A Victory for Hamas?

In this way, Hamas is emerging victorious. The “Arab Spring” has empowered Islamists across the region and the Obama administration has chosen to handle their emergence with engagement. The uprisings also validate that violence works—which is what Hamas has advocated all along. However, this is not to say that Hamas, like most regimes in the region, isn’t struggling.

Hamas is in the midst of an intense internal debate over whether it should temporarily abandon armed struggle. Its leadership in exile reportedly favors doing so while its Gaza-based leadership wants to continue the tactics that have brought it success—namely, violent “resistance.” It certainly wants to maintain its monopoly in Gaza. If Palestinian elections do come to pass this year, Hamas hopes to win. This explains why Hamas is not carrying out serious violent attacks at the moment that would attract an unpopular Israeli military reaction. It is not clear, however, that Hamas will relinquish power over the Gaza Strip if it does not come out victorious. In such a scenario, Hamas may employ the “Hezbollah model” and ensure any formed coalition government includes enough Hamas supporters to collapse the cabinet if they pull out.

In addition to its internal disagreements, Hamas has a financial problem. Iran reportedly halted its funding to the movement last year after Hamas refused to support Bashar al-Asad’s brutal suppression of his people. Until recently, Hamas’s external leadership was based in Damascus, and while a small number of Hamas members still remain, the most prominent leaders have left Syria and are now shopping for a new home, potentially weakening their ability to rule with strength. If the external leadership truly is the section of Hamas interested in accepting non-violence, as some analysts argue, then its weakening would be a negative development.

Narrowing Prospect for Peace

The impacts of the “Arab Spring” on the Palestinian population and leadership continue to unfold. While there’s no doubt that Palestinian-Israeli peace negotiations have seen better days, the situation created by the uprisings certainly hasn’t improved them. If Fatah and Hamas reconcile without Hamas accepting Israel’s existence, the peace process will officially be over. It is hard to imagine Israel even considering sitting down at a table with a Palestinian Authority comprised of Hamas affiliates, as it most recently did in January 2012 with Fatah, to hold preliminary peace discussions.

It’s not too late for the Obama administration to pressure Mahmoud Abbas into going back to the negotiating table, or at the very least, into agreeing that he will not reconcile with Hamas without Hamas’s acceptance of Israel and relinquishing of its arms. But at this point, why would Abbas listen?

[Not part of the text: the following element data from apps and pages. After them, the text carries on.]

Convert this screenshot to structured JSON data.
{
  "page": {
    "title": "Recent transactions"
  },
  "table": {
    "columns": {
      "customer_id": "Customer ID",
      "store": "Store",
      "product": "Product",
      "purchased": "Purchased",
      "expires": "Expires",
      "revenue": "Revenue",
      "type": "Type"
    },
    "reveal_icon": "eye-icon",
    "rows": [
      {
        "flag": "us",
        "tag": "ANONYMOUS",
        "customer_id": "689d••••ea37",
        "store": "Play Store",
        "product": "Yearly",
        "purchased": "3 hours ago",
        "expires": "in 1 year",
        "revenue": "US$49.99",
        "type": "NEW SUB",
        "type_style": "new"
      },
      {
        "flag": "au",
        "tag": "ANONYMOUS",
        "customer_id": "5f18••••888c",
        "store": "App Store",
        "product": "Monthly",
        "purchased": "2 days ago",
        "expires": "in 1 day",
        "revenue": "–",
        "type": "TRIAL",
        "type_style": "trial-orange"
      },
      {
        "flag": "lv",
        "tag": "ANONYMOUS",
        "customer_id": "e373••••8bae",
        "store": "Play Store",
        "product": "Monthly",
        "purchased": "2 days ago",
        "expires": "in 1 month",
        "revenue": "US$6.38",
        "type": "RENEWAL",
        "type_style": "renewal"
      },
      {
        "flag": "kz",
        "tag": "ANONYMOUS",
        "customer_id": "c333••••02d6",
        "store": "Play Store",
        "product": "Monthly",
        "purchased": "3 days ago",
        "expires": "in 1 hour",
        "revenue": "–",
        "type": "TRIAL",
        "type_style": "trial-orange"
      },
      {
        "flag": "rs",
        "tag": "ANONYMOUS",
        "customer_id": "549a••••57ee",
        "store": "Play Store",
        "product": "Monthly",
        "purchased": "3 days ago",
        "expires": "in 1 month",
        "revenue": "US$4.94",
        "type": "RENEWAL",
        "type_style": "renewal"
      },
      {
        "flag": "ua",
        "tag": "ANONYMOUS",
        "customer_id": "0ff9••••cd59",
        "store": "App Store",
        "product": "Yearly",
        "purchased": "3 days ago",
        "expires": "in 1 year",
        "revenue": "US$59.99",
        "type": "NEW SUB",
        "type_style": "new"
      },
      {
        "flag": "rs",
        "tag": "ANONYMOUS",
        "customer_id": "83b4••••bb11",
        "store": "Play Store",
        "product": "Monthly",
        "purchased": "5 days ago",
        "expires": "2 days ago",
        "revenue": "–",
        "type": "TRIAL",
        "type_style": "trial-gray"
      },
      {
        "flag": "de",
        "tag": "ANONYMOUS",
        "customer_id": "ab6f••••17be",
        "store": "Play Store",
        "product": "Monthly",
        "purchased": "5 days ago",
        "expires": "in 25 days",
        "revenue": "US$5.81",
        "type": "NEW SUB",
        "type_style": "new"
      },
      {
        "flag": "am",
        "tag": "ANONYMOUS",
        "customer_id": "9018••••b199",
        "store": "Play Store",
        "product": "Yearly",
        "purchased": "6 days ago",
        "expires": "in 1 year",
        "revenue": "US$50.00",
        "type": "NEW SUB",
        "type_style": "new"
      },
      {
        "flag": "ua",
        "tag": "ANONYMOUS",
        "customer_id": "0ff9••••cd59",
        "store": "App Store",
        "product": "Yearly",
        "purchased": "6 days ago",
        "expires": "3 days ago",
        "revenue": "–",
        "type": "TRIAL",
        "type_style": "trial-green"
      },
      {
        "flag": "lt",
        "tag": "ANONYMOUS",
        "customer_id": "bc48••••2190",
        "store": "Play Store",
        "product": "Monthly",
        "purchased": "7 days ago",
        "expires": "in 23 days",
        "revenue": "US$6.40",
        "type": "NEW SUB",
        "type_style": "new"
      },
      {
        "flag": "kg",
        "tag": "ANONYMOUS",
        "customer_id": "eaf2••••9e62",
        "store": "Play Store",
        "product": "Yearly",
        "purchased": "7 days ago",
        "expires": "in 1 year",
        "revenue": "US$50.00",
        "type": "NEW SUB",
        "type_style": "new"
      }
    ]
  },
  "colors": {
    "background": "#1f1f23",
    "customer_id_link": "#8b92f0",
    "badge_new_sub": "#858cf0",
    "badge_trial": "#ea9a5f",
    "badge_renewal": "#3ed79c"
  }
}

Asaf Romirowsky is a Philadelphia-based Middle East analyst and an adjunct scholar at the Middle East Forum.